With cocktail whiz Karl Franz Williams and a selection of 100 rums, some thought Solomon & Kuff (Rum Hall) was a modern-day speakeasy when it debuted in Dec. 2015. Now that Chef Christopher Faulkner is working his magic, the menu includes more than bar bites. Buttressed by his stints at Patroon, Melba's and Colors, Solomon & Kuff's lineup is peppered with West Indian influence featuring rustic dishes presented in a gastropub style. Even the name is spiked with history: named for the sons of a slave who secured his freedom and theirs. A dicey selection might include yucca fries complemented by a flavor-packed green chili aioli; Escovitch skewers paired with a decadent warm onion and pepper marmalade; and Jerked Japanese Eggplant drizzled with a rich red wine thyme vinaigrette.
Red Rooster Harlem celebrates the richness of Harlem's history, culture and ethnic influences, offering American cuisine that is inspired by chef/owner Marcus Samuelsson's culinary journey and influenced by the vibrant neighborhoods of Harlem â" and New York City at large. Red Rooster's menu offers Samuelsson's take on American comfort food classics like Shrimp & Red Grits, Corn Bread with tomato jam and Helga's Meatballs from Samuelsson's Swedish heritage and his grandmother's recipe. Below the Red Rooster Harlem sits the lively music venue Ginny's. Some of the best jazz acts come through to perform at night and on Sunday they offer the popular gospel brunch. Enjoy a brunch menu on Sundays and a dinner menu every night of the week. The bar also offers specialty cocktails and a food menu.
At this beloved, female owned-and-operated Harlem neighborhood restaurant, market-driven and vibrant â" yet comforting â" dishes celebrate the rich culinary traditions of Italy and Spain. Executive chef Carmen Gonzalez makes cult favorites for a loyal clientele of Harlem locals and visitors alike, from Provolone-Stuffed Meatballs with Creamy Manchego Polenta to Grilled Octopus with Crispy Potatoes al Pimenton. The acclaimed wine list is chosen from small producers, and is full of surprising yet accessible finds, while the artisan cocktail program uses house-made syrups, seasonal produce, and fresh-grown herbs from the restaurant's own windowsill garden.
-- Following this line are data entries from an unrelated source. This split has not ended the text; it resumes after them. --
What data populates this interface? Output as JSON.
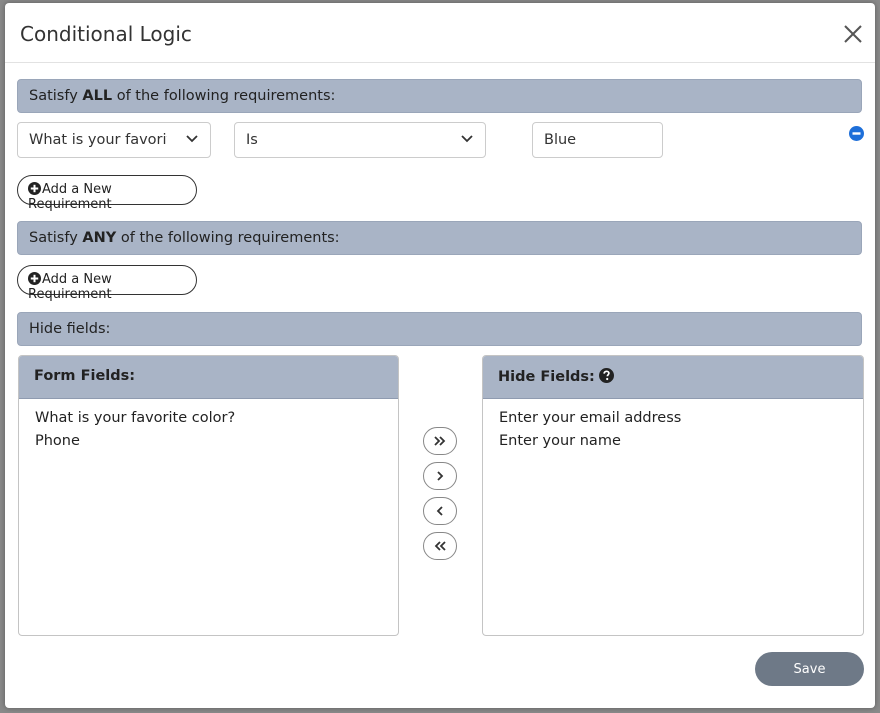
{
  "modal": {
    "title": "Conditional Logic",
    "close_icon": "close-icon"
  },
  "all_section": {
    "prefix": "Satisfy ",
    "emphasis": "ALL",
    "suffix": " of the following requirements:",
    "requirement": {
      "field_value": "What is your favorite color?",
      "operator_value": "Is",
      "value": "Blue"
    },
    "add_button": "Add a New Requirement"
  },
  "any_section": {
    "prefix": "Satisfy ",
    "emphasis": "ANY",
    "suffix": " of the following requirements:",
    "add_button": "Add a New Requirement"
  },
  "hide_section": {
    "title": "Hide fields:"
  },
  "form_fields": {
    "title": "Form Fields:",
    "items": [
      "What is your favorite color?",
      "Phone"
    ]
  },
  "hide_fields": {
    "title": "Hide Fields:",
    "items": [
      "Enter your email address",
      "Enter your name"
    ]
  },
  "move_buttons": [
    "move-all-right-icon",
    "move-right-icon",
    "move-left-icon",
    "move-all-left-icon"
  ],
  "footer": {
    "save_label": "Save"
  },
  "colors": {
    "section_bar": "#a9b4c6",
    "save_button": "#6e7987",
    "remove_icon": "#1e6fd9"
  }
}
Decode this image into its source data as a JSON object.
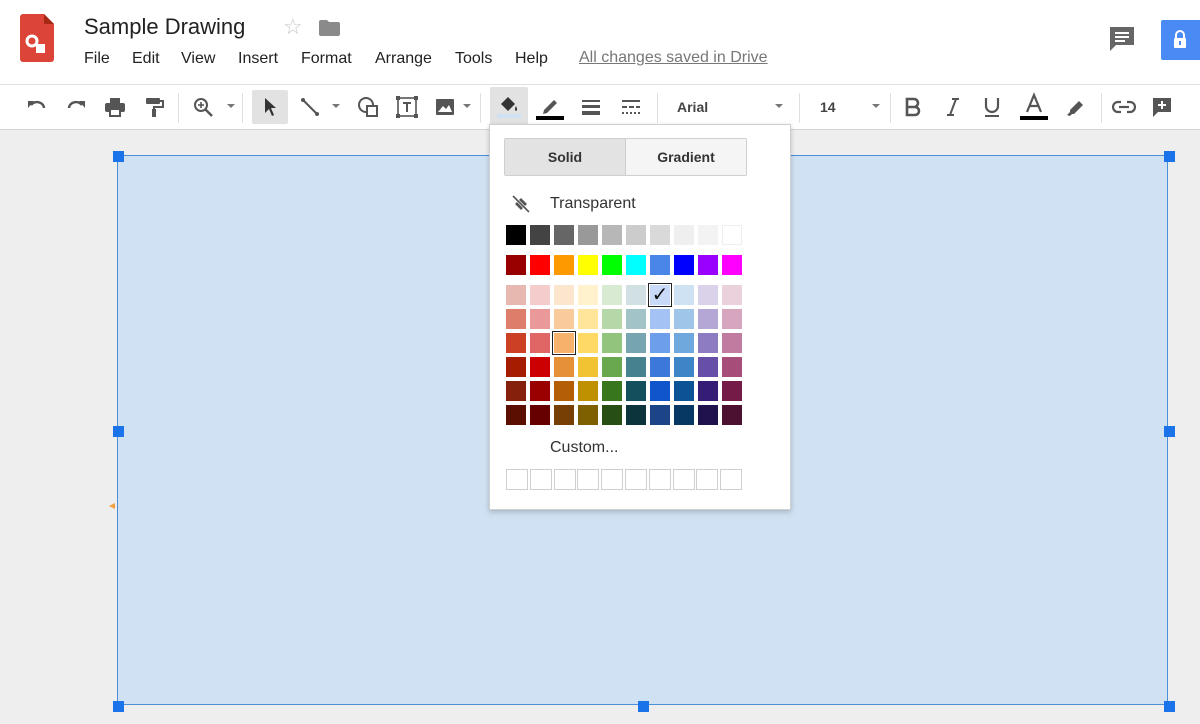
{
  "header": {
    "title": "Sample Drawing",
    "save_status": "All changes saved in Drive",
    "menu": [
      "File",
      "Edit",
      "View",
      "Insert",
      "Format",
      "Arrange",
      "Tools",
      "Help"
    ]
  },
  "toolbar": {
    "font": "Arial",
    "font_size": "14",
    "icons": [
      "undo-icon",
      "redo-icon",
      "print-icon",
      "paint-format-icon",
      "zoom-icon",
      "select-icon",
      "line-icon",
      "shape-icon",
      "textbox-icon",
      "image-icon",
      "fill-color-icon",
      "border-color-icon",
      "border-weight-icon",
      "border-dash-icon",
      "bold-icon",
      "italic-icon",
      "underline-icon",
      "text-color-icon",
      "highlight-icon",
      "link-icon",
      "comment-add-icon"
    ]
  },
  "fill_popup": {
    "tabs": [
      "Solid",
      "Gradient"
    ],
    "active_tab": "Solid",
    "transparent_label": "Transparent",
    "custom_label": "Custom...",
    "check_mark": "✓",
    "selected_color": "#c9daf8",
    "hover_color": "#f6b26b"
  },
  "colors": {
    "shape_fill": "#cfe1f3",
    "shape_border": "#4a90d9",
    "share_button": "#4a8af4",
    "logo": "#db4437"
  },
  "palette": {
    "grays": [
      "#000000",
      "#434343",
      "#666666",
      "#999999",
      "#b7b7b7",
      "#cccccc",
      "#d9d9d9",
      "#efefef",
      "#f3f3f3",
      "#ffffff"
    ],
    "bright": [
      "#980000",
      "#ff0000",
      "#ff9900",
      "#ffff00",
      "#00ff00",
      "#00ffff",
      "#4a86e8",
      "#0000ff",
      "#9900ff",
      "#ff00ff"
    ],
    "shades": [
      [
        "#e6b8af",
        "#f4cccc",
        "#fce5cd",
        "#fff2cc",
        "#d9ead3",
        "#d0e0e3",
        "#c9daf8",
        "#cfe2f3",
        "#d9d2e9",
        "#ead1dc"
      ],
      [
        "#dd7e6b",
        "#ea9999",
        "#f9cb9c",
        "#ffe599",
        "#b6d7a8",
        "#a2c4c9",
        "#a4c2f4",
        "#9fc5e8",
        "#b4a7d6",
        "#d5a6bd"
      ],
      [
        "#cc4125",
        "#e06666",
        "#f6b26b",
        "#ffd966",
        "#93c47d",
        "#76a5af",
        "#6d9eeb",
        "#6fa8dc",
        "#8e7cc3",
        "#c27ba0"
      ],
      [
        "#a61c00",
        "#cc0000",
        "#e69138",
        "#f1c232",
        "#6aa84f",
        "#45818e",
        "#3c78d8",
        "#3d85c6",
        "#674ea7",
        "#a64d79"
      ],
      [
        "#85200c",
        "#990000",
        "#b45f06",
        "#bf9000",
        "#38761d",
        "#134f5c",
        "#1155cc",
        "#0b5394",
        "#351c75",
        "#741b47"
      ],
      [
        "#5b0f00",
        "#660000",
        "#783f04",
        "#7f6000",
        "#274e13",
        "#0c343d",
        "#1c4587",
        "#073763",
        "#20124d",
        "#4c1130"
      ]
    ]
  }
}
A large outdoor patio wraps around the restaurant (a corner building), and seats 40 â" perfect for people watching, for weekend brunch, happy hour or dinner on this historic stretch in Harlem.
Afro-Asian-American fusion is what you'll find at The Cecil. In 2013, Chef Joseph "JJ" Johnson helped open The Cecil with Richard Parsons and Alexander Smalls. This Culinary Institute grad worked in New York's most esteemed kitchens including Centro Vinoteca, Jane, and Tribeca Grill and then took off for Ghana to explore the country's exotic markets. The Cecil is a chic brasserie with leather banquettes, but what is on the menu will turn your head. Chef Johnson recently revamped the menu leaving some diners perplexed when their favorites were replaced with braised goat dumplings â" quite possibly the best way to start a meal at The Cecil â" followed by glazed oxtails, and brown-rice grits. Nevertheless, African roots seep into every dish on the menu. Flavors from West Africa, the Americas, Caribbean and Asia, all merge at The Cecil.